FRIDAY, JUNE 29, 2018 -- In case you forgot from Denis Villeneuve's original shoot-em-up, a "Sicario" is a Mexican hitman. You may also recall, that the hitman in question was the pissed-off former lawyer Alejandro (Benecio de Toro) who enacted his revenge hits with icy coldness.


Even though the film was a box office success - earning $46 million on a $30 million investment - Lionsgate bailed; Sony jumped in and has picked up the "franchise". Villeneuve also bailed out while directing the very well received "Arrival" (2016) and "Blade Runner 2049" (2017). Writer Taylor Sheridan returns after collecting accolades for "Hell or High Water" (2017) and last years "Wind River"; he also penned TV's"Yellowstone".


Taking the helm is blood and guts director Stefano Sollima. He got back two of the three principle actors Benecio and the very busy Josh Brolin. Catherine Keener steps in as the obligatory gal, though this time she knows what's going on and is wearing a bosses suit.

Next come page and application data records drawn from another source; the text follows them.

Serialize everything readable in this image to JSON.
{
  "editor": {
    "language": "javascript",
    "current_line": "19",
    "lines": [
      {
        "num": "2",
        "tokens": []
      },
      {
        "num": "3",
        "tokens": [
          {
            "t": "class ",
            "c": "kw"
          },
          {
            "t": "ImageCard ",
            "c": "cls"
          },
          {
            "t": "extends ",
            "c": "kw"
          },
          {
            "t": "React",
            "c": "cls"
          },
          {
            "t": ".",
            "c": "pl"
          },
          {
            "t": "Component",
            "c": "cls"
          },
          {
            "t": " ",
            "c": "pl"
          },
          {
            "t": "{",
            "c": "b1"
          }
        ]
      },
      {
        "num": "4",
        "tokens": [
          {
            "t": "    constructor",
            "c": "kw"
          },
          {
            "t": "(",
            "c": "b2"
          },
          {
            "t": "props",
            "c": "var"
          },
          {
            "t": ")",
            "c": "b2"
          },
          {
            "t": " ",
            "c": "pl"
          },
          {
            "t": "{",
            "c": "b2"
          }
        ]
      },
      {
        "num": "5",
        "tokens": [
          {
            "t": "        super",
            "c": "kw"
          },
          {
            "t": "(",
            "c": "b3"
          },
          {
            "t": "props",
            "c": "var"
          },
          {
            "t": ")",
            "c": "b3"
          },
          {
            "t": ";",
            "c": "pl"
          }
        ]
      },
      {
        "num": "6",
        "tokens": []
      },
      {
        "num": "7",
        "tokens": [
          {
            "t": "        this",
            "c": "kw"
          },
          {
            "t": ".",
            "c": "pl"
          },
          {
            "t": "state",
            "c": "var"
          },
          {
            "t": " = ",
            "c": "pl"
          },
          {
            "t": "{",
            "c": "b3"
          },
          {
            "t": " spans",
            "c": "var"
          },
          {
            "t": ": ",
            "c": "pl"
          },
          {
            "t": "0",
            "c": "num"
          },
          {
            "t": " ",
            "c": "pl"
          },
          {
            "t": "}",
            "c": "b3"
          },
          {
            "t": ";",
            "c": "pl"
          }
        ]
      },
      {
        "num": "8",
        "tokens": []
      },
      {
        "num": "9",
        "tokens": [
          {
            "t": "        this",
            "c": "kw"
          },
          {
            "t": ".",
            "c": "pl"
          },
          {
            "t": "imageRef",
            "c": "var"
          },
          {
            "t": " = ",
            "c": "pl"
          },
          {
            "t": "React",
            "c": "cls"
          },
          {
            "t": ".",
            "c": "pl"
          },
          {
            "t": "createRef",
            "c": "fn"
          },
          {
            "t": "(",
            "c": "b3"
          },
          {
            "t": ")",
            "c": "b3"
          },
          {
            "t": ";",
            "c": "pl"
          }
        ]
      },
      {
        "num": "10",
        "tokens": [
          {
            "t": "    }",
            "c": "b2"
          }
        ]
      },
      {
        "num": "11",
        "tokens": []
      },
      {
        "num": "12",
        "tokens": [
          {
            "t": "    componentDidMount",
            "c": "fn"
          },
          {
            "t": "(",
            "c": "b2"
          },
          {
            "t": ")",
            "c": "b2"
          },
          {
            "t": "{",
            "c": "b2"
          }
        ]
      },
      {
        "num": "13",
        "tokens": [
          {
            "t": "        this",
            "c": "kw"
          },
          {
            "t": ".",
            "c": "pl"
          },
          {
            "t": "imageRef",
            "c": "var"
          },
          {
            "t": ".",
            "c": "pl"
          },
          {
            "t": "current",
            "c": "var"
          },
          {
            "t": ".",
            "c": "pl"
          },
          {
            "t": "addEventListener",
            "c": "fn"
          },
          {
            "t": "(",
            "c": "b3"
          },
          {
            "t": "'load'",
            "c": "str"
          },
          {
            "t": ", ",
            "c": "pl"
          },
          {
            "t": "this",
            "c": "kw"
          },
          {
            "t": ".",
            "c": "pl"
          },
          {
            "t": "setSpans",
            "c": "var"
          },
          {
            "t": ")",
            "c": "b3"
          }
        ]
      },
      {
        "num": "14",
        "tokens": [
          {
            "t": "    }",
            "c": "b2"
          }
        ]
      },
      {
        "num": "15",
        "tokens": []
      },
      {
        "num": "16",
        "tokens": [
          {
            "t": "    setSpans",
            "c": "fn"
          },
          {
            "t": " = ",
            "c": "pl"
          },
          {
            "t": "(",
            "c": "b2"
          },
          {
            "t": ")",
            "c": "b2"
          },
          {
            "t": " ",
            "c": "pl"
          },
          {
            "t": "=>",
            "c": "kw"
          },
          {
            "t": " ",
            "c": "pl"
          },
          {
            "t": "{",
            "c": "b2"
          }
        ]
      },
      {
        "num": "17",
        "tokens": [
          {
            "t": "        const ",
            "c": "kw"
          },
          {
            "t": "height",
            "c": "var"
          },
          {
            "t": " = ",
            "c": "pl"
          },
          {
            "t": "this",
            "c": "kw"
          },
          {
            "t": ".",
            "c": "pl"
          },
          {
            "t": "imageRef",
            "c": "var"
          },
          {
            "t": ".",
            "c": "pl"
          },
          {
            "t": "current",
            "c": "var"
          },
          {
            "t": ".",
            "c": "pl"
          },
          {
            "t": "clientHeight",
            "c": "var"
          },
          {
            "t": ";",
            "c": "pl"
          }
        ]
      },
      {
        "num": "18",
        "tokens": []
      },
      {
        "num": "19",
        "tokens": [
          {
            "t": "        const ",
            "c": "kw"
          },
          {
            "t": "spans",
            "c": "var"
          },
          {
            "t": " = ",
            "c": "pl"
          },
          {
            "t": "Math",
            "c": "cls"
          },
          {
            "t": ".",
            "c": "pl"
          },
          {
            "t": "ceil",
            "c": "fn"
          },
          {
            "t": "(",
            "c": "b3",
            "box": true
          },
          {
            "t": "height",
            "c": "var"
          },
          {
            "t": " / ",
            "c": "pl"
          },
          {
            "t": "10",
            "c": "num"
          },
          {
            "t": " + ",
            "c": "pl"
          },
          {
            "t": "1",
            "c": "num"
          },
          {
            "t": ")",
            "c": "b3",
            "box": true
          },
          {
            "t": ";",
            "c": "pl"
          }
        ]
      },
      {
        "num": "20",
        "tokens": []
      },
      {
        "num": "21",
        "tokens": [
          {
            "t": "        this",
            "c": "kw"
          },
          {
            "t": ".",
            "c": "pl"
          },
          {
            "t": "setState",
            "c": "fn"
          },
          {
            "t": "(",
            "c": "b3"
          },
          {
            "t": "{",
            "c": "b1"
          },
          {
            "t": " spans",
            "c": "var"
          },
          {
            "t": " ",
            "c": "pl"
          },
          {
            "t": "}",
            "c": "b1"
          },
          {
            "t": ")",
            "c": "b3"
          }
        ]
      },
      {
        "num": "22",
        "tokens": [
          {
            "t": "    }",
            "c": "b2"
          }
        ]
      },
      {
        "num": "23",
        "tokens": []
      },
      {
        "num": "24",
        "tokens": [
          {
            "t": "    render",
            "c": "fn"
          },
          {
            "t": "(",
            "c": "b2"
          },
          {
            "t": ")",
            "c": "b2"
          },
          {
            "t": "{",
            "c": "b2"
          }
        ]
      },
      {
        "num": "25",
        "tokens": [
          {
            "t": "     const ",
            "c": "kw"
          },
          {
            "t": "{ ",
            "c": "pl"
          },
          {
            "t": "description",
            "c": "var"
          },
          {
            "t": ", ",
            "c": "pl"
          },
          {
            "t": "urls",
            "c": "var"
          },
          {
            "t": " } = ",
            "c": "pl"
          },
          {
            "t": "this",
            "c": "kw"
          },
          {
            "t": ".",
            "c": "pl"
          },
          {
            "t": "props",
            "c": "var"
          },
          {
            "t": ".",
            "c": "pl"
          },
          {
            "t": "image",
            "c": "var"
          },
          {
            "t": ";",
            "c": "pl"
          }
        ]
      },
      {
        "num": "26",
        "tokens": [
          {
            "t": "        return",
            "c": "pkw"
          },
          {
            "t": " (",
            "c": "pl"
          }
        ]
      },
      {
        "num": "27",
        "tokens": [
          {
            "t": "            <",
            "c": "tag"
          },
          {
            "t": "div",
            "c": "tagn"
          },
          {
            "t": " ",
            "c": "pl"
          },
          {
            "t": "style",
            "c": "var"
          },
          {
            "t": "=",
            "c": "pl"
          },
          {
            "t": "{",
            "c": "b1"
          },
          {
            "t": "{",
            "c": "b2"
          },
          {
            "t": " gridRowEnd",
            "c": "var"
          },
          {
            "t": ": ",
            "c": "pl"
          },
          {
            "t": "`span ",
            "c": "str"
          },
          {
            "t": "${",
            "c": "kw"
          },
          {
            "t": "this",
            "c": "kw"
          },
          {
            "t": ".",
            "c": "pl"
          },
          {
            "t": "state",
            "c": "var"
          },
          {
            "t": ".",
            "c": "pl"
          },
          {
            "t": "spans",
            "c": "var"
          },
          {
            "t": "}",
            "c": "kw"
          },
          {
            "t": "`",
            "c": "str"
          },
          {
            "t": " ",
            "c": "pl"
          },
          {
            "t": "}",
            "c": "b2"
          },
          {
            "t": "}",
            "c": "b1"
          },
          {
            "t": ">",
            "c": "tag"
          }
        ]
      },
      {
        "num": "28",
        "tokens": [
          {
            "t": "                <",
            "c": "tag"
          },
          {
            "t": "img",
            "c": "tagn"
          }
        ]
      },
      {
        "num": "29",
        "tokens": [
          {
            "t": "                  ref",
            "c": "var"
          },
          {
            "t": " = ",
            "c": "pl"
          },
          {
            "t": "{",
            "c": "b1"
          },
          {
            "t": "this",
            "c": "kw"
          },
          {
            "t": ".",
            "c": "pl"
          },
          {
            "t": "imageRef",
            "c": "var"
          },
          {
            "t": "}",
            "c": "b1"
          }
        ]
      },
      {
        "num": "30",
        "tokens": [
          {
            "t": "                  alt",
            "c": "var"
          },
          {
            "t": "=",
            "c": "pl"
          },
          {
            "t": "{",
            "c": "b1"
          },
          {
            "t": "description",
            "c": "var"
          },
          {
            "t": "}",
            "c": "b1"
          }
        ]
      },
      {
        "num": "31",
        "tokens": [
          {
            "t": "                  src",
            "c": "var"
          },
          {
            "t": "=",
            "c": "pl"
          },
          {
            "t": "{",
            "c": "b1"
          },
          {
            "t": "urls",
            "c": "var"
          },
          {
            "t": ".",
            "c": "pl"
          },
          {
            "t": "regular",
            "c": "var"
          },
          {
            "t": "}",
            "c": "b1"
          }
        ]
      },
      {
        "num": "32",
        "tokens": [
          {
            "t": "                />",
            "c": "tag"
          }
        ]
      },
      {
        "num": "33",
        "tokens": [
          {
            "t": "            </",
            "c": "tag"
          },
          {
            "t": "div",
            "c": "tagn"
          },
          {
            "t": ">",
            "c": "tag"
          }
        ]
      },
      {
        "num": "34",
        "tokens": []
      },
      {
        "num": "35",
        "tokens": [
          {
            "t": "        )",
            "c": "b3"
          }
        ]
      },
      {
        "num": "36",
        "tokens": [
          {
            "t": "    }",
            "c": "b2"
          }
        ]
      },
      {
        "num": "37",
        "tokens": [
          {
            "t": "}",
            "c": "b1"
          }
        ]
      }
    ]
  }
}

The story opens with four terrorist blowing themselves up in a Kansas City store and the feds realizing that the terrorist got in with the help of Mexican smugglers. The feds also know that the drug cartels control the border smuggling business, so they've authorized Matt Graver (Brolin) to get ugly once again; they green light him to get a war started between the cartels.


Graver, in turn, brings in his old pal Alejandro to run amok against the people he can't stand. The plan is to have a couple of hits, then kidnap one of the drug bosses daughter, Isabel (played by Isabela Moner) and the cartels obliterate each other. But things don't go the way they planned.


Naturally there is plenty of gratuitous violence mostly compliments of Alejandro and Graves. Then there is the slight misunderstanding and error... then there is the betrayal that you knew was coming from the feds. There is also the sudden importance of an unimportant character and the sudden empathy the hitman has for his captive. Those are predictable plot developments and somewhat well delivered.


But there are some scene jumps that make absolutely no sense and are left unexplained. There is also the audience friendly ending that makes no apologies for leaving the door open for a Sicario three. The acting is acceptable only because the abundance of violence cloaks its mediocrity. But the story is so predictable from minute ten.


In the end, you get the feeling that #45 will use this movie as a motivational tool to close the Mexican border completely.


"Sicario: Day of the Soldado" is very predictable but still very entertaining for those who get a kick out of shoot-em-up crime films. Once again Benecio del Toro is bad ass as ever and Josh Brolin is hard as ever.   -- GRADE C+ --   GEOFF BURTON